On a recent evening, one of our little library users was reluctant to leave. Her father tried to explain that the library was closing and the staff needed to go home to have dinner, just like she did. She countered with the classic “It’s not fair.” As they walked to the door, her patient father sympathized, “I know you love this place and don’t want to leave.” As they moved out of earshot, he asked, “What do you love about this place?” While I couldn’t hear her reply, judging by all the time she spent creating from the art cart and playing in the activity area, I think she likes having so much to explore and do at the library.
This sweet youngster isn’t the first to complain when it is time to leave. Over the years, we’ve seen quite a few tears and heard some pleading for just a few more minutes. While the parents might be frustrated in those situations, as a librarian, I see it as a good sign to hear kids love the library so much that they don’t want to leave.
The first time my picture appeared in a newspaper was a shot of me and my little brother riding behind my mother’s bike in contraption called a bugger.
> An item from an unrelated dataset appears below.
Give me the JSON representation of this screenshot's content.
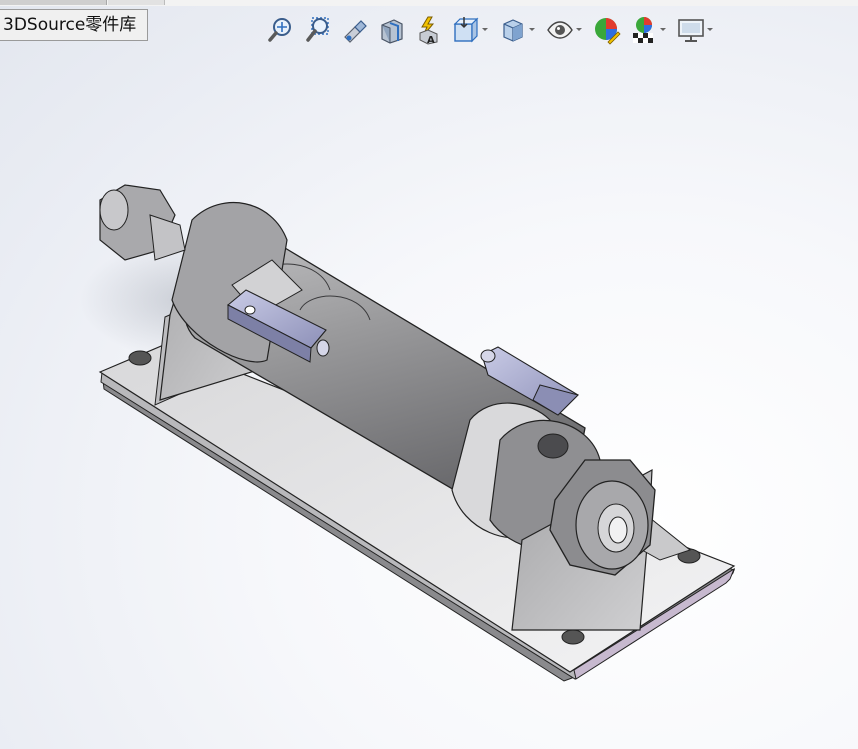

We were on our way to a branch of the Rockford Public Library.
Those trips are what hooked me on libraries. As a kid, I loved to explore the new books. Unlike when we went to the store, the library was a place where my mom could say yes to all the things I wanted to take home with me. The only limit was how much we could carry home on the bike. I’m sure there were times when I was that child asking for just a few more minutes and arguing that it wasn’t fair that we had to leave.
While it was the books that started my love of libraries, I grew to realize that libraries serve a broader role in communities. Someone recently told me how important it is to them that the library provides an even playing field. No matter who you are or how much money you have in your wallet, everyone who comes in the library has the same resources available to them. That is part of the beauty of public libraries and why librarians are regularly looking for ways to eliminate barriers that might be impeding someone from accessing library resources and services.
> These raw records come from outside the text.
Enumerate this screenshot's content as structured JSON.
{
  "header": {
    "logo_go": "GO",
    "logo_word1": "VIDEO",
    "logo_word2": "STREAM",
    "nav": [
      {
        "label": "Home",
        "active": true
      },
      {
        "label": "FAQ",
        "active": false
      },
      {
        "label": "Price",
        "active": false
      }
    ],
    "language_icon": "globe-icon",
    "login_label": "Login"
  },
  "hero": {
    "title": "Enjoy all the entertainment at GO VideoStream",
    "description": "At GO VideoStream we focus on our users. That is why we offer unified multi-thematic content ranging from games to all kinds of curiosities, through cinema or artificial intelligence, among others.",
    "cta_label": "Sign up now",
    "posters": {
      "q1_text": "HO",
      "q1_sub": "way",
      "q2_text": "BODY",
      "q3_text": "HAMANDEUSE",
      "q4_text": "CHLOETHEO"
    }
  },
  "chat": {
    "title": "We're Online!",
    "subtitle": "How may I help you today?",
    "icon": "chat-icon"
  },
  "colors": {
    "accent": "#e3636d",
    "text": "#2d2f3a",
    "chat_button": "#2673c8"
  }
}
As our mission says, libraries “provide opportunities for all people to connect with others, learn about the world around them, and imagine the futures before them.” I’ve always liked the use of the plural futures here. Libraries let us see the wider world and give us opportunities to change and grow. We get to see that we don’t just have one possible path forward; instead we can explore possible new horizons.
For me, libraries are about helping people be successful, whether that is finding a new job or finding a good book. The library team walks beside people helping them navigate life by finding answers, providing tech help, offering a place to study, meet with a group, take a class, or spend time as a family, as well as connecting them to the right book at the right time.
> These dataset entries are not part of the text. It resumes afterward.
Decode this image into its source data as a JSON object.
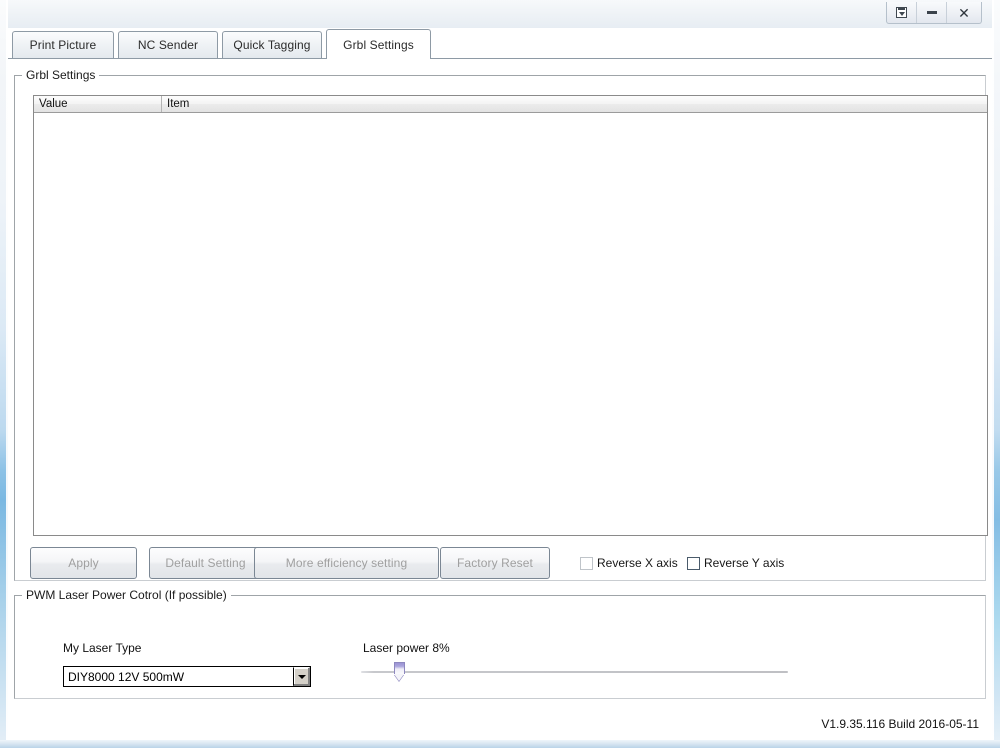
{
  "window": {
    "title": "",
    "controls": [
      {
        "name": "restore-dropdown-button",
        "icon": "restore-icon",
        "label": ""
      },
      {
        "name": "minimize-button",
        "icon": "minimize-icon",
        "label": ""
      },
      {
        "name": "close-button",
        "icon": "close-icon",
        "label": "✕"
      }
    ]
  },
  "tabs": [
    {
      "label": "Print Picture",
      "active": false
    },
    {
      "label": "NC Sender",
      "active": false
    },
    {
      "label": "Quick Tagging",
      "active": false
    },
    {
      "label": "Grbl Settings",
      "active": true
    }
  ],
  "grbl_settings_group": {
    "title": "Grbl Settings",
    "list": {
      "columns": [
        "Value",
        "Item"
      ],
      "rows": []
    },
    "buttons": [
      {
        "label": "Apply",
        "enabled": false
      },
      {
        "label": "Default Setting",
        "enabled": false
      },
      {
        "label": "More efficiency setting",
        "enabled": false
      },
      {
        "label": "Factory Reset",
        "enabled": false
      }
    ],
    "checkboxes": [
      {
        "label": "Reverse X axis",
        "checked": false,
        "enabled": false
      },
      {
        "label": "Reverse Y axis",
        "checked": false,
        "enabled": true
      }
    ]
  },
  "pwm_group": {
    "title": "PWM Laser Power Cotrol (If possible)",
    "laser_type_label": "My Laser Type",
    "laser_type_value": "DIY8000 12V 500mW",
    "laser_power_label": "Laser power 8%",
    "laser_power_percent": 8
  },
  "status": {
    "version": "V1.9.35.116 Build 2016-05-11"
  }
}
If you don’t already have a library card or haven’t visited for awhile, stop by and explore all the library has to offer you. Find what you love about the place and what makes you want to stay for just a few more minutes.
September is Library Card Sign Up Month and has a few extra perks to getting a card, such as a coupon to the Footnotes used book store in the library lobby for anyone opening a new library account. If you already have a card, bring a buddy to get their card. You’ll be eligible for a prize and have the satisfaction of opening up a whole world of services and resources for a friend.
There is no cost to getting a library card. After showing your ID and filling out a short form, you will be able to borrow from over 160,000 physical items, get free online tutoring and resume coaching, read newspapers and magazines online, download music, stream movies, listen to audiobooks, read ebooks, and so much more.
After twenty years at the library and fifteen as director, I relate to that young girl who loves this place and is having a hard time leaving. My last day with the library is next week, and I’m off to explore the futures before me with a new library job in a new community.
I’ve enjoyed being part of a team that continuously works to make the library a community hub, build up outreach to connect with more people, and find new ways to improve service to residents and visitors. The team has several great projects on the horizon that I wish I could be here to see come to fruition.
I’ve gotten to work with many wonderful people and have enjoyed meeting lots of community members at the library. It is the people that are the hardest to leave. Thank you to all the staff team members, Board of Trustee members, members of the Foundation and Friends boards, and volunteers, present and past, with whom I’ve been honored to work. Thank you to our library users. It has been a joy serving you.
I’m so grateful to have had the opportunity to serve this community.